Do not worry about tomorrow.
In Abraham Lincoln’s lawyering days, he often had to negotiate dangerous rivers en route to court appointments.
One evening, he overnighted at a tavern where he met a circuit-riding evangelist. When Lincoln anxiously asked him about the treacherous Fox River—which he would have to cross the following day—the preacher said, “I’m well acquainted with it. But I have one fixed rule with regard to Fox River—I never cross it till I reach it.”
Anticipated problems, added to today’s, add up to heavy lifting. George MacDonald said: “No man ever sank under the burden of the day.
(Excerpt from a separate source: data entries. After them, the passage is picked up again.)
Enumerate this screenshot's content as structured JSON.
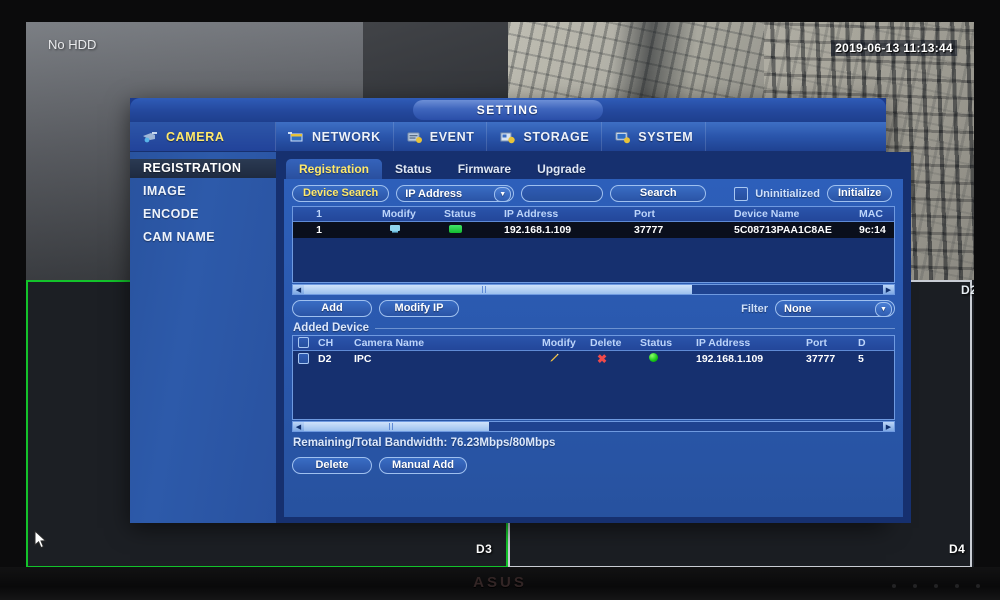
{
  "monitor": {
    "brand": "ASUS"
  },
  "video": {
    "no_hdd_label": "No HDD",
    "timestamp": "2019-06-13 11:13:44",
    "channels": [
      {
        "id": "d1",
        "label": ""
      },
      {
        "id": "d2",
        "label": "D2"
      },
      {
        "id": "d3",
        "label": "D3"
      },
      {
        "id": "d4",
        "label": "D4"
      }
    ]
  },
  "dialog": {
    "title": "SETTING",
    "menu": [
      {
        "label": "CAMERA",
        "icon": "camera-icon",
        "active": true
      },
      {
        "label": "NETWORK",
        "icon": "network-icon",
        "active": false
      },
      {
        "label": "EVENT",
        "icon": "event-icon",
        "active": false
      },
      {
        "label": "STORAGE",
        "icon": "storage-icon",
        "active": false
      },
      {
        "label": "SYSTEM",
        "icon": "system-icon",
        "active": false
      }
    ],
    "sidebar": [
      {
        "label": "REGISTRATION",
        "active": true
      },
      {
        "label": "IMAGE",
        "active": false
      },
      {
        "label": "ENCODE",
        "active": false
      },
      {
        "label": "CAM NAME",
        "active": false
      }
    ],
    "tabs": [
      {
        "label": "Registration",
        "active": true
      },
      {
        "label": "Status",
        "active": false
      },
      {
        "label": "Firmware",
        "active": false
      },
      {
        "label": "Upgrade",
        "active": false
      }
    ],
    "toolbar": {
      "device_search_label": "Device Search",
      "search_type_value": "IP Address",
      "search_input_value": "",
      "search_button_label": "Search",
      "uninitialized_label": "Uninitialized",
      "uninitialized_checked": false,
      "initialize_label": "Initialize"
    },
    "search_table": {
      "headers": [
        "1",
        "",
        "Modify",
        "Status",
        "IP Address",
        "Port",
        "Device Name",
        "MAC"
      ],
      "rows": [
        {
          "index": "1",
          "checked": false,
          "modify": "modify-icon",
          "status": "online",
          "ip_address": "192.168.1.109",
          "port": "37777",
          "device_name": "5C08713PAA1C8AE",
          "mac": "9c:14",
          "selected": true
        }
      ]
    },
    "middle_bar": {
      "add_label": "Add",
      "modify_ip_label": "Modify IP",
      "filter_label": "Filter",
      "filter_value": "None"
    },
    "added_device": {
      "section_title": "Added Device",
      "headers": [
        "",
        "CH",
        "Camera Name",
        "Modify",
        "Delete",
        "Status",
        "IP Address",
        "Port",
        "D"
      ],
      "rows": [
        {
          "checked": false,
          "ch": "D2",
          "camera_name": "IPC",
          "modify": "pencil-icon",
          "delete": "x-icon",
          "status": "online",
          "ip_address": "192.168.1.109",
          "port": "37777",
          "extra": "5"
        }
      ]
    },
    "bandwidth_text": "Remaining/Total Bandwidth: 76.23Mbps/80Mbps",
    "footer": {
      "delete_label": "Delete",
      "manual_add_label": "Manual Add"
    }
  },
  "colors": {
    "dialog_blue": "#2a55ab",
    "accent_yellow": "#ffe96b",
    "selection_green": "#13c32b",
    "status_green": "#16c416",
    "delete_red": "#ef4a4a",
    "modify_amber": "#f0c040"
  }
}
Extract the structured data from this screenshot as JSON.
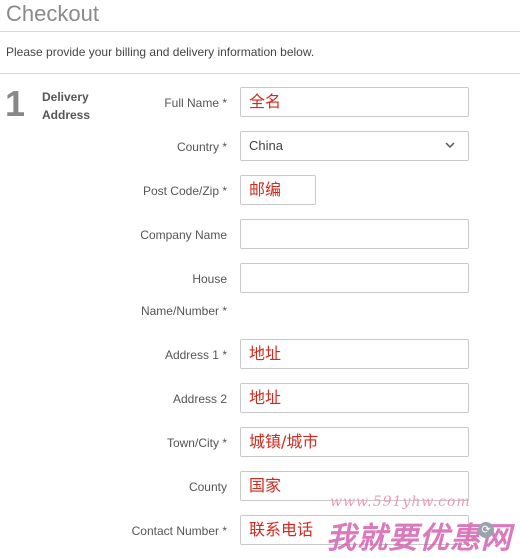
{
  "page": {
    "title": "Checkout",
    "intro": "Please provide your billing and delivery information below."
  },
  "step": {
    "number": "1",
    "label": "Delivery Address"
  },
  "form": {
    "full_name": {
      "label": "Full Name *",
      "value": "全名"
    },
    "country": {
      "label": "Country *",
      "value": "China",
      "icon": "chevron-down-icon"
    },
    "post_code": {
      "label": "Post Code/Zip *",
      "value": "邮编"
    },
    "company": {
      "label": "Company Name",
      "value": ""
    },
    "house": {
      "label_line1": "House",
      "label_line2": "Name/Number *"
    },
    "address1": {
      "label": "Address 1 *",
      "value": "地址"
    },
    "address2": {
      "label": "Address 2",
      "value": "地址"
    },
    "town": {
      "label": "Town/City *",
      "value": "城镇/城市"
    },
    "county": {
      "label": "County",
      "value": "国家"
    },
    "contact": {
      "label": "Contact Number *",
      "value": "联系电话"
    }
  },
  "watermark": {
    "url": "www.591yhw.com",
    "text": "我就要优惠网"
  },
  "colors": {
    "annotation": "#d22a1e",
    "watermark": "#d660b0"
  }
}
It is when tomorrow’s burden is added to the burden of today, that the weight is more than a man can bear.”
Jesus advised: “Do not worry about tomorrow . . . Each day has enough trouble of its own.”
Fatigue is more often caused
by worry than by work.